The New Yorker has a depressing story The News Business: Out of Print about the collapse of the newspaper business.
trends in circulation and advertisingâ€“â€“the rise of the Internet, which has made the daily newspaper look slow and unresponsive; the advent of Craigslist, which is wiping out classified advertisingâ€“â€“have created a palpable sense of doom. Independent, publicly traded American newspapers have lost forty-two per cent of their market value in the past three years, according to the media entrepreneur Alan Mutter.
Most managers in the industry have reacted to the collapse of their business model with a spiral of budget cuts, bureau closings, buyouts, layoffs, and reductions in page size and column inches. Since 1990, a quarter of all American newspaper jobs have disappeared.
All this and in 10 days the Newseum will open in Washington. The Newseum site has a section of Today’s Front Pages where you can see, for example, Canadian front pages (if you burrow down by region). Perhaps we can watch newspapers disappear from this site – a time-lapse on news until there is one paper left (and what will that be?)
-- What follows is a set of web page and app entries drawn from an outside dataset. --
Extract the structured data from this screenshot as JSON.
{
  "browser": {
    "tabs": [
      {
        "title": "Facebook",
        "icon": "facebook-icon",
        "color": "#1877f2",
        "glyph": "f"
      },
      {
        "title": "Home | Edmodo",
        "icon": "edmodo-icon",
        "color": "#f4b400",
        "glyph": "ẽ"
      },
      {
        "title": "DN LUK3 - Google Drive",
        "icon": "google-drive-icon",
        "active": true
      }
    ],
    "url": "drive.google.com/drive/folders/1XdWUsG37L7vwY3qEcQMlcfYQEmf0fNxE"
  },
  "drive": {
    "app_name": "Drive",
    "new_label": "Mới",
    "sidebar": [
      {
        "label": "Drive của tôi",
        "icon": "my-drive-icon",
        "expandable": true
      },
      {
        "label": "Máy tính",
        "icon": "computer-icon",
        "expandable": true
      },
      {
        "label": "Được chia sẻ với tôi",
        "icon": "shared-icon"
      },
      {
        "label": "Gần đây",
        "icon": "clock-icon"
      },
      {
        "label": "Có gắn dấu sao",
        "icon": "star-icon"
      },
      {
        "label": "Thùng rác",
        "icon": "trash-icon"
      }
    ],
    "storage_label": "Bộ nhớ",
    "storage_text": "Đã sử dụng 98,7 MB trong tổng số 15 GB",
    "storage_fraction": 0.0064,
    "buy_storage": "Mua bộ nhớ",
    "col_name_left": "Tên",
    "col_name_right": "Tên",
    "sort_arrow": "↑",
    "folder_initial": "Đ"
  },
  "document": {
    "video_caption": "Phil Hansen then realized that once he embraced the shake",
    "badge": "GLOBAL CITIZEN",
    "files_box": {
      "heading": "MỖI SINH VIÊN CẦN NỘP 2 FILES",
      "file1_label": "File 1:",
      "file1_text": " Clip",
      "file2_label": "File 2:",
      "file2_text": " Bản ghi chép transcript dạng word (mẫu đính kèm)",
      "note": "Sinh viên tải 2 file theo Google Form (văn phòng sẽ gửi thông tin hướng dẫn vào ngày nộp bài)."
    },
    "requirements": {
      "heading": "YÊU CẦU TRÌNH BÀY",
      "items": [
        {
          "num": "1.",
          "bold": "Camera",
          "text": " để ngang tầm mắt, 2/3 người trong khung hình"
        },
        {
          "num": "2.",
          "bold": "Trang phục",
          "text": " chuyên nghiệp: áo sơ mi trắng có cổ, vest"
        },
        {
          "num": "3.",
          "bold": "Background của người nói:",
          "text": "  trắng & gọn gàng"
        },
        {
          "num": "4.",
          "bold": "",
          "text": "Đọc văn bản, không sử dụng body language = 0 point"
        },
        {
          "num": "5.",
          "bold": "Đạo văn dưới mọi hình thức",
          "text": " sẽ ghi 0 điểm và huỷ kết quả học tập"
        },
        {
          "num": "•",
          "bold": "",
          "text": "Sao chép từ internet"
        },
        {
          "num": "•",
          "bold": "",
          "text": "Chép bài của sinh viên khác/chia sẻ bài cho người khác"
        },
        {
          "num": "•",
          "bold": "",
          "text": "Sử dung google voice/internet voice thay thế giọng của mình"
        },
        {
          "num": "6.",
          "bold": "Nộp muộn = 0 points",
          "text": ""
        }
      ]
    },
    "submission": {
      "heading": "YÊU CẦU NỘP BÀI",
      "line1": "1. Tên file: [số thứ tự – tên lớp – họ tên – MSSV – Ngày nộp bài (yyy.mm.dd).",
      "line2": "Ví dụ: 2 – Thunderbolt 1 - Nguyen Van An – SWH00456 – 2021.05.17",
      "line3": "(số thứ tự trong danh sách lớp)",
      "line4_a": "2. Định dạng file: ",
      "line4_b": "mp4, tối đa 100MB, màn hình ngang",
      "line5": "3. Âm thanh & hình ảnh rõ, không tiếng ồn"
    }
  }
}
As a regular paper reader I have mixed feelings about the business or loss of it. I love to hate the Globe and Mail, which like many papers is becoming a collection of columns rather than a “news” paper, but I love to hate it in hand in the morning with a coffee. I also love Google News as a source of news and through the New Yorker essay, just discovered the Huffington Post. Google News, however, is built on the smart aggregation of news from real newspapers (as in places that pay people to write news.) How will aggregations work when there is nothing new (outside blog posts) being written? Will we end up with a few multinational news engines like Reuters and lots of opinions like mine? Will I have to get a Kindle to read in bed in the morning? (At least it would save going out in the cold to get the paper.)
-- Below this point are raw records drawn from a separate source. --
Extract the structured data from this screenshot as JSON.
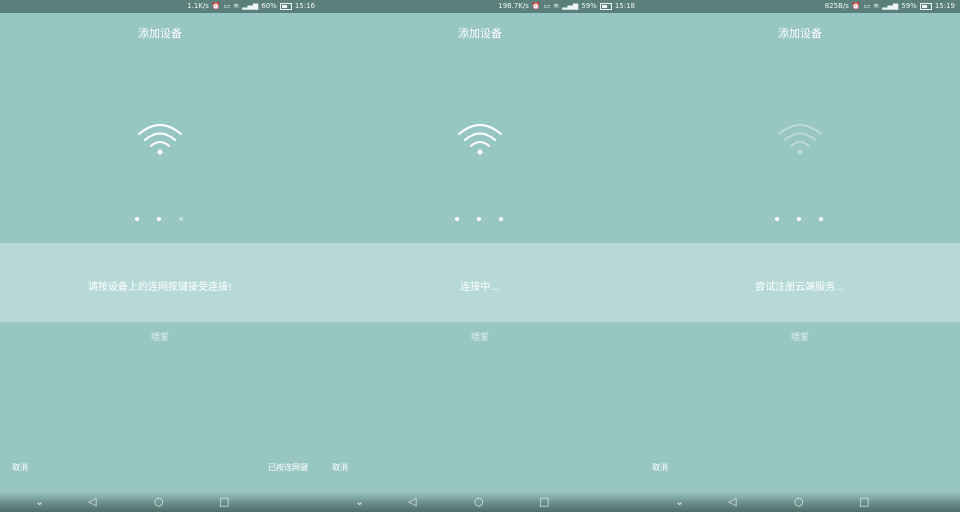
{
  "colors": {
    "background": "#98c6c2",
    "band": "#b6d9d8",
    "statusbar": "#5b807c",
    "text": "#ffffff"
  },
  "status_icons": [
    "alarm-icon",
    "hd-icon",
    "wifi-icon",
    "4g-icon",
    "signal-icon",
    "battery-icon"
  ],
  "screens": [
    {
      "status": {
        "speed": "1.1K/s",
        "battery": "60%",
        "time": "15:16"
      },
      "title": "添加设备",
      "message": "请按设备上的连网按键接受连接!",
      "sub_label": "喂爱",
      "cancel": "取消",
      "confirm": "已按连网键",
      "wifi_icon": "wifi-icon",
      "wifi_faded": false,
      "dots_active": [
        true,
        true,
        false
      ]
    },
    {
      "status": {
        "speed": "198.7K/s",
        "battery": "59%",
        "time": "15:18"
      },
      "title": "添加设备",
      "message": "连接中...",
      "sub_label": "喂爱",
      "cancel": "取消",
      "wifi_icon": "wifi-icon",
      "wifi_faded": false,
      "dots_active": [
        true,
        true,
        true
      ]
    },
    {
      "status": {
        "speed": "825B/s",
        "battery": "59%",
        "time": "15:19"
      },
      "title": "添加设备",
      "message": "尝试注册云端服务...",
      "sub_label": "喂爱",
      "cancel": "取消",
      "wifi_icon": "wifi-icon",
      "wifi_faded": true,
      "dots_active": [
        true,
        true,
        true
      ]
    }
  ],
  "navbar": {
    "hide": "⌄",
    "back": "◁",
    "home": "○",
    "recent": "□"
  }
}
Just how an Internet-based news culture can spread the kind of â€œlightâ€ that is necessary to prevent terrible things, without the armies of reporters and photographers that newspapers have traditionally employed, is a question that even the most ardent democrat in John Deweyâ€™s tradition may not wish to see answered.